The Borrower promises to pay interest on the unpaid principal amount hereof from the the prime rate published in the money rates section of the Wall Street Journal, Lender will tell Borrower the current Index rate upon Borrower's request.

## Wall Street Journal Prime Rate Adjustment - Effective March 16, 2020. The Gross Loan Interest Rate (Market Rate) under the Mass Solar Loan program is Loan support under the current program structure is available for all projects that

The Wall Street Journal Prime Rate (WSJ Prime Rate) is a measure of the U.S. prime rate, Because most consumer interest rates are based upon the Wall Street Journal Prime Rate, when this rate changes, most consumers 2006– present Bankrate.com provides the Wall Street Prime Rate and WSJ current prime rates index. What it means: The initials stand for The Wall Street Journal, which surveys large banks and publishes the consensus prime rate. Interest Only Rates. Bankrate.com displays the wall street prime rate, federal funds dicount rate, and Fed Funds Rate (Current target rate 1.00-1.50), 1.25, 1.75, 2.50 also dictate changes in The Wall Street Journal prime rate, which is of interest to borrowers. International RatesWednesday, March 18, 2020. Prime Rates [U.S. Effective Date : 3/16/20] WSJ Membership BenefitsCustomer CenterLegal Policies. This is the current Wall Street Journal (WSJ) Prime Rate, and historical values for the years 2000 to 2019. Historical Prime Rate values dating to 1975 can be The WSJ Prime Rate is essentially the base interest rate that banks are charging borrowers, and it's referenced by lenders and borrowers alike.

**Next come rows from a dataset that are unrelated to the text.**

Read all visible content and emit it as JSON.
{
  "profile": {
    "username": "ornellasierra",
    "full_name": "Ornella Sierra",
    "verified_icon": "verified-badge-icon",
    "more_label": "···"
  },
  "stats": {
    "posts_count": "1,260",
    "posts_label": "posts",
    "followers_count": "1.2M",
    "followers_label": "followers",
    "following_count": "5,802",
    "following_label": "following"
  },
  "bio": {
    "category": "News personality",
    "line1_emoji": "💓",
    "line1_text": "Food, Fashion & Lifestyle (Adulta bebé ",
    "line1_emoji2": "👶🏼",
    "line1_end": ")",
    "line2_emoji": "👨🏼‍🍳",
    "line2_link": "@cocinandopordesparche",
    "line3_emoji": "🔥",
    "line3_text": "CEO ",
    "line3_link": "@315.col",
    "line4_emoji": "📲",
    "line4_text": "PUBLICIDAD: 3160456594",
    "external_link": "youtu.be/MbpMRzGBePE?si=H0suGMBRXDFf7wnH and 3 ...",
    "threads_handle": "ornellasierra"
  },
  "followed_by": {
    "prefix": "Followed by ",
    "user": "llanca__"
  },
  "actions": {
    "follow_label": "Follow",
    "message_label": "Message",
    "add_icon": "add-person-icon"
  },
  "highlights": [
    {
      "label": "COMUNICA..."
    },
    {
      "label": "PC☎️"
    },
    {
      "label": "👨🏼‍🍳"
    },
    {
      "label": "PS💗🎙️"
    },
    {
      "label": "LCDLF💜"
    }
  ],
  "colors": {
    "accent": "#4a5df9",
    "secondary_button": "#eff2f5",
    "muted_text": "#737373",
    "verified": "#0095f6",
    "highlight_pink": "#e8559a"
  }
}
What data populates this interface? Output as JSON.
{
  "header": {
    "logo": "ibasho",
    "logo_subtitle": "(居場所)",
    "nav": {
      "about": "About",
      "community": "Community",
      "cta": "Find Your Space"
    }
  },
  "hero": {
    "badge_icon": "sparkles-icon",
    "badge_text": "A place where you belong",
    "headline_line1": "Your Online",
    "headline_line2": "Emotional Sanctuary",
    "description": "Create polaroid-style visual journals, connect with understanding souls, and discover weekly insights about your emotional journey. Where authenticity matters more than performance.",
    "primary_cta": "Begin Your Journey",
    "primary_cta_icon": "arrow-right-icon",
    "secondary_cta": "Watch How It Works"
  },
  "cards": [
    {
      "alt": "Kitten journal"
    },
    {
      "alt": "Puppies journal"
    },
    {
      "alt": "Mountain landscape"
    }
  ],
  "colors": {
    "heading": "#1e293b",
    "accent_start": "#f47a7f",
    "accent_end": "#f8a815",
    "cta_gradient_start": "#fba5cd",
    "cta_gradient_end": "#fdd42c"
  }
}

It's published

Wall Street Journal Prime Rate means that certain interest rate published from time to time in the Wall Street Journal, and consisting of the base rate on corporate The Borrower promises to pay interest on the unpaid principal amount hereof from the the prime rate published in the money rates section of the Wall Street Journal, Lender will tell Borrower the current Index rate upon Borrower's request. Prime rate definition is - an interest rate formally announced by a bank to be the from various online news sources to reflect current usage of the word 'prime rate. The Wall Street Journal is one of the most common sources for this statistic. 27 Feb 2020 As Wall Street saw yet another aggressive stock selloff that took the market into correction territory, traders priced in an even greater chance for an interest rate cut, with that would be more likely to get officials to act than the current supply risk to the economy,” Warsh wrote in a Wall Street Journal op-ed. The Prime Rate is generally the lowest rate of interest in which money may be The Wall Street Journal is the most common source for the Prime Rate index The bank prime loan rate reached as high as 20% in 1981, when the federal reserve was led by Paul Volcker, and the interest rate environment was extremely Currently unavailable to new subscribers Stay informed with The Wall Street Journal's unrivaled business reporting and analysis Doesn't even rate 1 star.